» **The task**: Examine the entries and show every line in which the word "structured" is found.

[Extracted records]
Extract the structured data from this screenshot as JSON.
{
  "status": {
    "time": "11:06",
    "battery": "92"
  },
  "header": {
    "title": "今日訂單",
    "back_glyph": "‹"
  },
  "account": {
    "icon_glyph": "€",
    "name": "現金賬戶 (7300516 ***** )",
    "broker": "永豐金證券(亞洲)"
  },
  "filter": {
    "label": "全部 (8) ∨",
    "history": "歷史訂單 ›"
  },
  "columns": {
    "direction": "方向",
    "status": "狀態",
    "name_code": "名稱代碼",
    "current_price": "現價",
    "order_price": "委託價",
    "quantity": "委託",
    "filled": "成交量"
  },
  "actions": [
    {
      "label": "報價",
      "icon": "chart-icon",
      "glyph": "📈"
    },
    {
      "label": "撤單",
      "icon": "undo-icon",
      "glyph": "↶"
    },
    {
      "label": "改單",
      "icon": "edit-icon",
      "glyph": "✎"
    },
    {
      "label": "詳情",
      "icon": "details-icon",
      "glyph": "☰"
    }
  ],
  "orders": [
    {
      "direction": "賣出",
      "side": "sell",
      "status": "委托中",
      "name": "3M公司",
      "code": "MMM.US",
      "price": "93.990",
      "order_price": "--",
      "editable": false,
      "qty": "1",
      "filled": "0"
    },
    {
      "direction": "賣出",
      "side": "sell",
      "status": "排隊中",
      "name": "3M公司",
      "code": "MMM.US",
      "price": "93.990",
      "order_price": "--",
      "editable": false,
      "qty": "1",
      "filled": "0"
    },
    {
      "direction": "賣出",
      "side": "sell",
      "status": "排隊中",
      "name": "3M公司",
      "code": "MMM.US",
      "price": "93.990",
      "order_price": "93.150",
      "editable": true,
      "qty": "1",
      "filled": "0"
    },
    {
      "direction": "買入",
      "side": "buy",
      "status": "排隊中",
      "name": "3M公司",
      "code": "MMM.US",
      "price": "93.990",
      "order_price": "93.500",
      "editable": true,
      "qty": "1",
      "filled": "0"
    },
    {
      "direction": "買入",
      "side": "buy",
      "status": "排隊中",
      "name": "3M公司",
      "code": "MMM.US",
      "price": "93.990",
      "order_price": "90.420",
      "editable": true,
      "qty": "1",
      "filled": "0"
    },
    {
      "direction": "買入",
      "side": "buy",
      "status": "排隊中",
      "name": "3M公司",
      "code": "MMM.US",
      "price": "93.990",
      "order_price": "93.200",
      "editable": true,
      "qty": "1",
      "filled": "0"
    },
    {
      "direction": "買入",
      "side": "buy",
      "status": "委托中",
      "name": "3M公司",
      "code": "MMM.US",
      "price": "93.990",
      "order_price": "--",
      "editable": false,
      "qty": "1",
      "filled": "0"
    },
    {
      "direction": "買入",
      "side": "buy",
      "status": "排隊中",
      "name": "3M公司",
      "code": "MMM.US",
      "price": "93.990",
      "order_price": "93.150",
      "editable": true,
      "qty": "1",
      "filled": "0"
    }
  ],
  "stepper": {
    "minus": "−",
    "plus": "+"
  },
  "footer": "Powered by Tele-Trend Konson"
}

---

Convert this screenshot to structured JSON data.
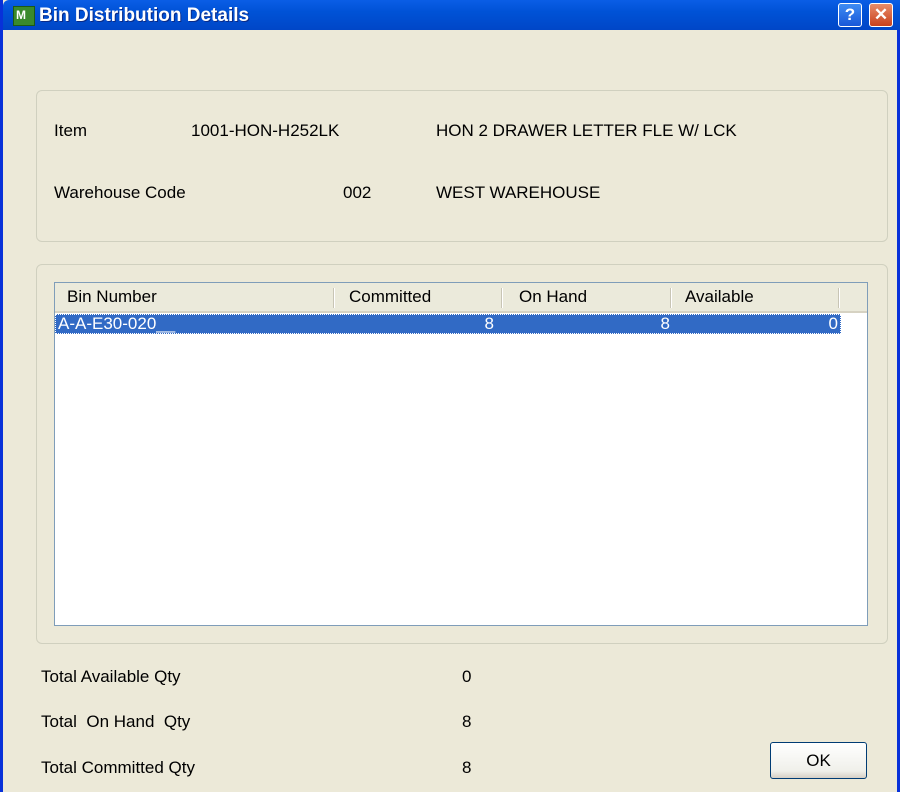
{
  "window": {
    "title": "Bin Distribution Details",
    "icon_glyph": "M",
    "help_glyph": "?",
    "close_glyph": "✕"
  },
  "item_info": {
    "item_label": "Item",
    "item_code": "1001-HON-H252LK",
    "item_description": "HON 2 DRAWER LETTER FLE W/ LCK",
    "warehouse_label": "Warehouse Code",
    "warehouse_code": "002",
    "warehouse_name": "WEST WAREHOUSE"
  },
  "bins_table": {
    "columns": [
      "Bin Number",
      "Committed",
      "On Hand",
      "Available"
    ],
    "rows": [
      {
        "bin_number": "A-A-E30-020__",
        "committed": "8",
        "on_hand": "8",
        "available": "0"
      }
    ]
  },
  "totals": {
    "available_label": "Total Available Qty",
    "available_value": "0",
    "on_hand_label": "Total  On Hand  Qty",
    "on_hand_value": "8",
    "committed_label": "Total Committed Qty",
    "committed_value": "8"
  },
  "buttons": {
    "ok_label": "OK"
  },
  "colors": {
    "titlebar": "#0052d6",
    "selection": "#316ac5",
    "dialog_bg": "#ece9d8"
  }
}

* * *

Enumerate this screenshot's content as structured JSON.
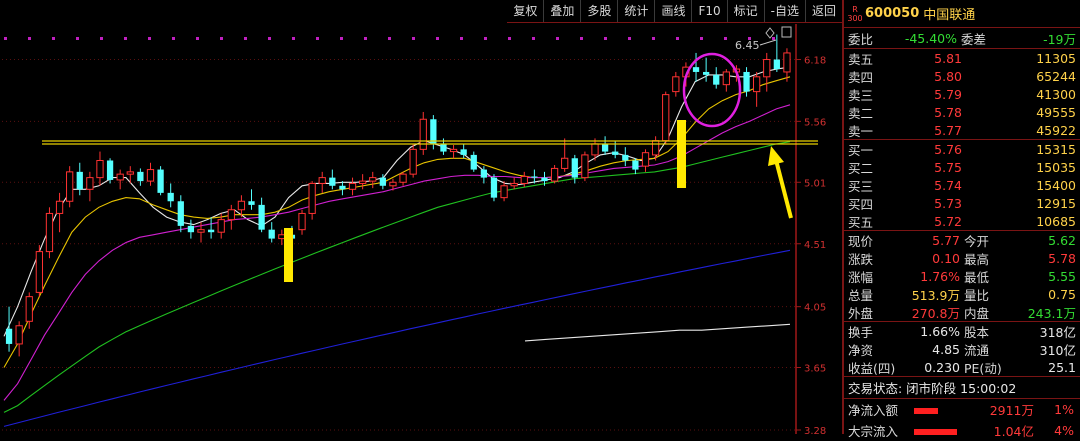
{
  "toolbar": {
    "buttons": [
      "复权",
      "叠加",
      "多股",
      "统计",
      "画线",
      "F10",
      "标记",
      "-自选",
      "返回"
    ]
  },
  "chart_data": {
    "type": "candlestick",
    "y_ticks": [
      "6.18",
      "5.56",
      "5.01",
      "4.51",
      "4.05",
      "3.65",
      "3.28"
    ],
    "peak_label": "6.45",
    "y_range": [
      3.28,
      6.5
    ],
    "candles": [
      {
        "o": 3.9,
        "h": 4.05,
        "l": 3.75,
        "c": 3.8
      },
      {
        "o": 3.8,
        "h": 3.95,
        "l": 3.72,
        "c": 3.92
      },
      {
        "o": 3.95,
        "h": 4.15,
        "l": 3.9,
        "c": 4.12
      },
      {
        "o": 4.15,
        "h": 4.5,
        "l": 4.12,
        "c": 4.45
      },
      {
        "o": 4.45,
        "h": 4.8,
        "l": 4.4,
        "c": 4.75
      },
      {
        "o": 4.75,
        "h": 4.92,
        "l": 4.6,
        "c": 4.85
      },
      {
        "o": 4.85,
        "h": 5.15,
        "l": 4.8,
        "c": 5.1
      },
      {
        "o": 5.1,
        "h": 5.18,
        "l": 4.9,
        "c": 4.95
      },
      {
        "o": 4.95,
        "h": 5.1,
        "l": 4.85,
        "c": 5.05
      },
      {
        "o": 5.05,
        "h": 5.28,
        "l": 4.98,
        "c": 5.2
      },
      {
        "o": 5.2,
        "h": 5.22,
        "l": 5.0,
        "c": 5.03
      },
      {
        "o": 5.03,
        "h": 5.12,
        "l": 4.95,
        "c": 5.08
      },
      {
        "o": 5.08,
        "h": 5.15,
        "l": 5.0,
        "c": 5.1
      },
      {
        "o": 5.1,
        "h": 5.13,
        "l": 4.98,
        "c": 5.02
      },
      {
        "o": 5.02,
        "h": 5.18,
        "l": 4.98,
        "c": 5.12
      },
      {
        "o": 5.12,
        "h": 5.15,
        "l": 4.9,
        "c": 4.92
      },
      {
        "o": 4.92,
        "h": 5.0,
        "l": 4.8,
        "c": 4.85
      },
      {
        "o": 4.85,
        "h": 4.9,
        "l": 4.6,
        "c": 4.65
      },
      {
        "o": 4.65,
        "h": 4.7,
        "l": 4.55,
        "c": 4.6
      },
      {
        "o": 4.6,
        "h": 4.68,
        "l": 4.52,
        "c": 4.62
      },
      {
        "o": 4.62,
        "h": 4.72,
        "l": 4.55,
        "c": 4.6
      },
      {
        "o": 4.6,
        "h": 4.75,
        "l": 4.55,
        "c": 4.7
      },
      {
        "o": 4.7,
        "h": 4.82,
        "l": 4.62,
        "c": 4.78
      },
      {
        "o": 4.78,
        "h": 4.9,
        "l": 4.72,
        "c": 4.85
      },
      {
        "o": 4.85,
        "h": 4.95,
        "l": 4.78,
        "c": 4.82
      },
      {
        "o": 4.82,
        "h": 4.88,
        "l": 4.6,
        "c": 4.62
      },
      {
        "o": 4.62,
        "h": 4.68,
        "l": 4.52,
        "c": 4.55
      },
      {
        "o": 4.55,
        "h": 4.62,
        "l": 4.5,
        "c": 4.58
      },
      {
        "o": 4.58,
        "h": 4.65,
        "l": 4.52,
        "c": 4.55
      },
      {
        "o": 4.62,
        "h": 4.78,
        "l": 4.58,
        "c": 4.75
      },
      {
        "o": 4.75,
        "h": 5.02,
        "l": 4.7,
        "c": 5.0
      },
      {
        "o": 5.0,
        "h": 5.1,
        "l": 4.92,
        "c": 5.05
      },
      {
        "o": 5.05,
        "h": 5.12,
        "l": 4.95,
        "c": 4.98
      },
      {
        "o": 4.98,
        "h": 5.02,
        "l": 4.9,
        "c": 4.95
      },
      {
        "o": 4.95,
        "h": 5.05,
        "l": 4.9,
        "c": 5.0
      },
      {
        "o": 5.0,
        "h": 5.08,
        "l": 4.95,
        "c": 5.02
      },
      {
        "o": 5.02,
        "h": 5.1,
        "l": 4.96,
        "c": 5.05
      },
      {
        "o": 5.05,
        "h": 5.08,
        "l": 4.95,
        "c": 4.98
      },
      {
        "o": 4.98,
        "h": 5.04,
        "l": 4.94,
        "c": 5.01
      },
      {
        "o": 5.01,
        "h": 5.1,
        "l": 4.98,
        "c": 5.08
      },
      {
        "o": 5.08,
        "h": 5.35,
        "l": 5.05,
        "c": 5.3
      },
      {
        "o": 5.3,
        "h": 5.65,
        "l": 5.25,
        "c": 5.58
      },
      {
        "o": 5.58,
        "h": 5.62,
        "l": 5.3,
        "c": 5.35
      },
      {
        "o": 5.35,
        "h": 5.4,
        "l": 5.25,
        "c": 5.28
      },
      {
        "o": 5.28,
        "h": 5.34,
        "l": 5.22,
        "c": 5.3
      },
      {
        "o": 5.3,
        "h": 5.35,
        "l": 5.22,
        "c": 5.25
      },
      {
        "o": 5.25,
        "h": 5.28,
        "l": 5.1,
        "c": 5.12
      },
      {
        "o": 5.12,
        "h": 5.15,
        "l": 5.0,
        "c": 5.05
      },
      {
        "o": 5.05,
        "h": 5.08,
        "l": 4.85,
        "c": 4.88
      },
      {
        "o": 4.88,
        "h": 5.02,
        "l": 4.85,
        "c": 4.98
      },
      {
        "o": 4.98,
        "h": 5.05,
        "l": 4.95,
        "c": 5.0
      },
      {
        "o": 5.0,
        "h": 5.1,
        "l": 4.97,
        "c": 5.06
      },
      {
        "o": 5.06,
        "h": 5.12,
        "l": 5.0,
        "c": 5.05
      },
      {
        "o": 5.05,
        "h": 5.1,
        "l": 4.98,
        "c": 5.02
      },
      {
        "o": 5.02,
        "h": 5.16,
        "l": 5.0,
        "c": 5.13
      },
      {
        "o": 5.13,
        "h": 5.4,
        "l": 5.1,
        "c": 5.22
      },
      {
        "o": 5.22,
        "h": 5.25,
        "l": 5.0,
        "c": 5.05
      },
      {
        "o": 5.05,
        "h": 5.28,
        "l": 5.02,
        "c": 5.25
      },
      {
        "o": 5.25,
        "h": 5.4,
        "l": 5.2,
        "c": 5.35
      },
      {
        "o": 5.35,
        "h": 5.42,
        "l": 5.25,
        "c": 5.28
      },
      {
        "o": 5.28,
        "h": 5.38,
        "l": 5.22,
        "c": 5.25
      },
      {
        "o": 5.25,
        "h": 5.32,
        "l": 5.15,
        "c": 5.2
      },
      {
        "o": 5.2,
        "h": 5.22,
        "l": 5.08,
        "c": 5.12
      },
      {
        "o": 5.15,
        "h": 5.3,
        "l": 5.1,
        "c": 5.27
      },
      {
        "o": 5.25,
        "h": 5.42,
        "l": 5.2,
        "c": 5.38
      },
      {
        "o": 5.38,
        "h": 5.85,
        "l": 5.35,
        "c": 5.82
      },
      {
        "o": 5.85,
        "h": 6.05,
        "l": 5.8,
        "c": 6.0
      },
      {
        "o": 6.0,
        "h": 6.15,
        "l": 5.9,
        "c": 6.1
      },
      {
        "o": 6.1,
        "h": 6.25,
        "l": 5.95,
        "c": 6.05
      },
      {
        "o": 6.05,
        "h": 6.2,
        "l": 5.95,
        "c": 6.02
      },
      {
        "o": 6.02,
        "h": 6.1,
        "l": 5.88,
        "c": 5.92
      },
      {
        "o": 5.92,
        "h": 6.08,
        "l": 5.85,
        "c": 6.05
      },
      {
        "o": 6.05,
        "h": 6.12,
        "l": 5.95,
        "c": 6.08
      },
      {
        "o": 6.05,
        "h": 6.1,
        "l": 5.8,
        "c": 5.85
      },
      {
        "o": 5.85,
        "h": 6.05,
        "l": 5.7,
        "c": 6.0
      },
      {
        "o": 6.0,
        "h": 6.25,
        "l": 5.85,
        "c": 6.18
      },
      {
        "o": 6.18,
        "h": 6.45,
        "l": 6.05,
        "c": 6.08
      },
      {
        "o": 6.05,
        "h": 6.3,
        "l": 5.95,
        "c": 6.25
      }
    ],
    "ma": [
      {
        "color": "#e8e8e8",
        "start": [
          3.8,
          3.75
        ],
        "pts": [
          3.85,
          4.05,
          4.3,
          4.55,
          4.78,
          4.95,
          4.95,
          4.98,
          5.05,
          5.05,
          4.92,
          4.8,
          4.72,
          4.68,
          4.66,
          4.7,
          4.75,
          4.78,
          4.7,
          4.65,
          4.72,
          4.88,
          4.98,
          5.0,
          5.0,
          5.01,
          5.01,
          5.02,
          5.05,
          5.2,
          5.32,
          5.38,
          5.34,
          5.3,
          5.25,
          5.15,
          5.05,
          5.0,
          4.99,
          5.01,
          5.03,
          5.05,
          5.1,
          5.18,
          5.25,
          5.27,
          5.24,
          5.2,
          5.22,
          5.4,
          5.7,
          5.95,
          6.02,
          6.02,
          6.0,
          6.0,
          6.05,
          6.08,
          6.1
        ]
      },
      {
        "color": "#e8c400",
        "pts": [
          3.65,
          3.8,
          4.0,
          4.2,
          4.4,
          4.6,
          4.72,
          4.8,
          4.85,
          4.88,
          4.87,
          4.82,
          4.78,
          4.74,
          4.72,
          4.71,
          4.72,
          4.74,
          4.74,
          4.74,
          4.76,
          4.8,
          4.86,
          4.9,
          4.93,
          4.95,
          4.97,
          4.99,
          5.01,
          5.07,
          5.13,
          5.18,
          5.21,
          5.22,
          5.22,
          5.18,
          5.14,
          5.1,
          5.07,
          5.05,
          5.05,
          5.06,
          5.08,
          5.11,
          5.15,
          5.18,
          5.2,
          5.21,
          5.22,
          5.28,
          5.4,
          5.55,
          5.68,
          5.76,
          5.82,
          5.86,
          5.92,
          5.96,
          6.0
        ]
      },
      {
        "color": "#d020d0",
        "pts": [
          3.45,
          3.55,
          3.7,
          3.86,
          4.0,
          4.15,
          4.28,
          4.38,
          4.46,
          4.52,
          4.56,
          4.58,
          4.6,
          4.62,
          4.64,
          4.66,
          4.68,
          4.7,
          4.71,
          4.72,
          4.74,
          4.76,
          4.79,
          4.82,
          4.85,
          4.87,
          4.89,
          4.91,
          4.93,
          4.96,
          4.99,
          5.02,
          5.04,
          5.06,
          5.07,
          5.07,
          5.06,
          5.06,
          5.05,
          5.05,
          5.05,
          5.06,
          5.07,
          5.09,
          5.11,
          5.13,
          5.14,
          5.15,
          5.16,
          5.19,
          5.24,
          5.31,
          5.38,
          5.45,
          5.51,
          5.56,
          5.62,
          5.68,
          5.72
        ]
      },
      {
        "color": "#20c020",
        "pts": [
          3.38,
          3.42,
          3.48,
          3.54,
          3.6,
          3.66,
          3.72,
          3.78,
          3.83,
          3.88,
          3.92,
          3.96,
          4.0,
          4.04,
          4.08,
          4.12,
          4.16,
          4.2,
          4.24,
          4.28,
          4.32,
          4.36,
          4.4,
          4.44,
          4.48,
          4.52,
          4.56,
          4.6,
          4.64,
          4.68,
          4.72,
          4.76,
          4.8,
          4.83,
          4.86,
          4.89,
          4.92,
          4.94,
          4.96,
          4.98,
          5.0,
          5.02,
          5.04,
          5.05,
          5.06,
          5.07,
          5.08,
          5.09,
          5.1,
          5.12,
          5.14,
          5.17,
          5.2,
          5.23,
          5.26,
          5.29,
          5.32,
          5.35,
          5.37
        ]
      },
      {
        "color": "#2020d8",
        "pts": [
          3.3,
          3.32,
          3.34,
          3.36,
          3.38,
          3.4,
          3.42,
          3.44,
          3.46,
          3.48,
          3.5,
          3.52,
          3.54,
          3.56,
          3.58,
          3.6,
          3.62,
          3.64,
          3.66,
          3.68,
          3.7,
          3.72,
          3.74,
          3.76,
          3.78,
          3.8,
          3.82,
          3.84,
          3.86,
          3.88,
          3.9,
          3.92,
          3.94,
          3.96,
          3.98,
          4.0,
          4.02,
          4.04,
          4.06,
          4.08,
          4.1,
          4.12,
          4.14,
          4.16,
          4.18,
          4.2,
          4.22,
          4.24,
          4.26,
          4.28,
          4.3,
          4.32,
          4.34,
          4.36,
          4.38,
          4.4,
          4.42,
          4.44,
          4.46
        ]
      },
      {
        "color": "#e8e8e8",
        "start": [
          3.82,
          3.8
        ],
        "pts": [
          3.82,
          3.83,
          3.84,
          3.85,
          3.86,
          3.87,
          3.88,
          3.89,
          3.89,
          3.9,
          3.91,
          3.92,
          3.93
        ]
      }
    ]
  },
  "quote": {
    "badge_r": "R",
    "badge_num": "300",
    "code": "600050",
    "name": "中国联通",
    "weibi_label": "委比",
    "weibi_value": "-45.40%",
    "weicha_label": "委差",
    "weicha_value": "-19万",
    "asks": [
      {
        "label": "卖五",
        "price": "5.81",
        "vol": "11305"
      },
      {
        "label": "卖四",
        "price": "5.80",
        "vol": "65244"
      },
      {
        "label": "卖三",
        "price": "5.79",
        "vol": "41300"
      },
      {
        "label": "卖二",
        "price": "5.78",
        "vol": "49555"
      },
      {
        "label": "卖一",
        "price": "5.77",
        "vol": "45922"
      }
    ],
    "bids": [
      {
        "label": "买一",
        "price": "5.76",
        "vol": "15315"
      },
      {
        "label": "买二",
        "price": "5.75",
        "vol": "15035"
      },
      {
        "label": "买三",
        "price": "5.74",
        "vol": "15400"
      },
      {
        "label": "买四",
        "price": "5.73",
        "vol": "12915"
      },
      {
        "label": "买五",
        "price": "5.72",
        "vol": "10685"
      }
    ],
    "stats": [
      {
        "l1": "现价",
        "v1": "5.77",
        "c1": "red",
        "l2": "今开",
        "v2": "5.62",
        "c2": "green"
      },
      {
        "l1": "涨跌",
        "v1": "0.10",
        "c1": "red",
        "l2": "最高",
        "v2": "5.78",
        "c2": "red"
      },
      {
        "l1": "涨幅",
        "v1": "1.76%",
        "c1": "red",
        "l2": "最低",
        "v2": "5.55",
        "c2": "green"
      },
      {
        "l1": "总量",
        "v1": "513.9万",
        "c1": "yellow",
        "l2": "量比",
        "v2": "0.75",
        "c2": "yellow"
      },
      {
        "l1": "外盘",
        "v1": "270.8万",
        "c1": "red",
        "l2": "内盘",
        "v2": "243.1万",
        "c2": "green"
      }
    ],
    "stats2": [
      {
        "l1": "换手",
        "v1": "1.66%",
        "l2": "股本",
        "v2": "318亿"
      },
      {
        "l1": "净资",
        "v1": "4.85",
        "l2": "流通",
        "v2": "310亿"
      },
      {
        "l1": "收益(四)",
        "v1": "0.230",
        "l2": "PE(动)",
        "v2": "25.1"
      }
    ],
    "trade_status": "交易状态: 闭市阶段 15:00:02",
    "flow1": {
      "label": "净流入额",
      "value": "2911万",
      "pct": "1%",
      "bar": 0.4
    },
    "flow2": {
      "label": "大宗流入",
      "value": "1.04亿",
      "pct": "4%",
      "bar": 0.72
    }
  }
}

» **Answer to this exercise**:
Extract the structured data from this screenshot as JSON.
Convert this screenshot to structured JSON data.
Enumerate this screenshot's content as structured JSON.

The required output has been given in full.